FACT CHECK: Did George Eliot Say, ‘It’s Never Too Late To Be What You Might Have Been’?
An image shared on Facebook claims British author George Eliot said, “It’s never too late to be what you might have been.”
The Daily Caller found no record of Eliot ever saying or writing this expression.
Mary Ann Evans, who wrote under the pen name of George Eliot, was a prominent female novelist during the 19th century. Several of her books, including “Middlemarch” and “Daniel Deronda,” are widely considered classics.
There is, however, no evidence that she authored the quote attributed to her in the Facebook post. A search of the George Eliot Archive’s collection of her novels, essays, poems and translations turned up no record of the quote. It doesn’t appear in her collected letters either. (RELATED: Did Oscar Wilde Say, ‘Be Yourself; Everyone Else Is Already Taken’?)
The Caller also reached out to several experts, none of whom thought the quote was authentic.
“George Eliot did not make that statement,” said retired Boston College professor Rosemarie Bodenheimer in an email to the Caller. “Nor did she believe what it says.”
The quote may actually have evolved from a line in Adelaide Anne Procter’s 1859 poem “A Legend of Provenance,” according to the website Quote Investigator. In that poem, Procter writes, “No star is ever lost we once have seen, we always may be what we might have been.”
Two decades later, in 1881, the alleged quote appeared in the monthly journal “Literary News,” after the editors asked the readers to submit their favorite Eliot quotes for a contest. It was included in the unvetted list of submissions without citing a source, according to Quote Investigator.

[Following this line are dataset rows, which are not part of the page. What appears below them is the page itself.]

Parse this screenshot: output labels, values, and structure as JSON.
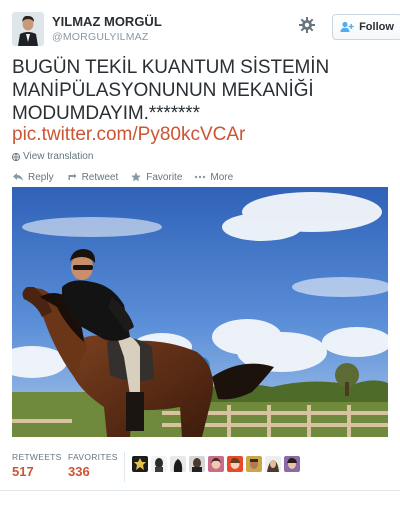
{
  "user": {
    "name": "YILMAZ MORGÜL",
    "handle": "@MORGULYILMAZ",
    "follow_label": "Follow"
  },
  "tweet": {
    "text": "BUGÜN TEKİL KUANTUM SİSTEMİN MANİPÜLASYONUNUN MEKANİĞİ MODUMDAYIM.*******",
    "link": "pic.twitter.com/Py80kcVCAr",
    "translate_label": "View translation"
  },
  "actions": {
    "reply": "Reply",
    "retweet": "Retweet",
    "favorite": "Favorite",
    "more": "More"
  },
  "stats": {
    "retweets_label": "RETWEETS",
    "retweets_value": "517",
    "favorites_label": "FAVORITES",
    "favorites_value": "336"
  },
  "colors": {
    "link": "#cc5533",
    "muted": "#66757f",
    "text": "#292f33"
  },
  "icons": [
    "gear-icon",
    "follow-person-icon",
    "globe-icon",
    "reply-icon",
    "retweet-icon",
    "favorite-star-icon",
    "more-dots-icon"
  ]
}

“Procter’s statement would have been rephrased and then reassigned to Eliot,” writes Quote Investigator. “This process may have occurred in the mind of the individual who sent the quote to ‘Literary News.'”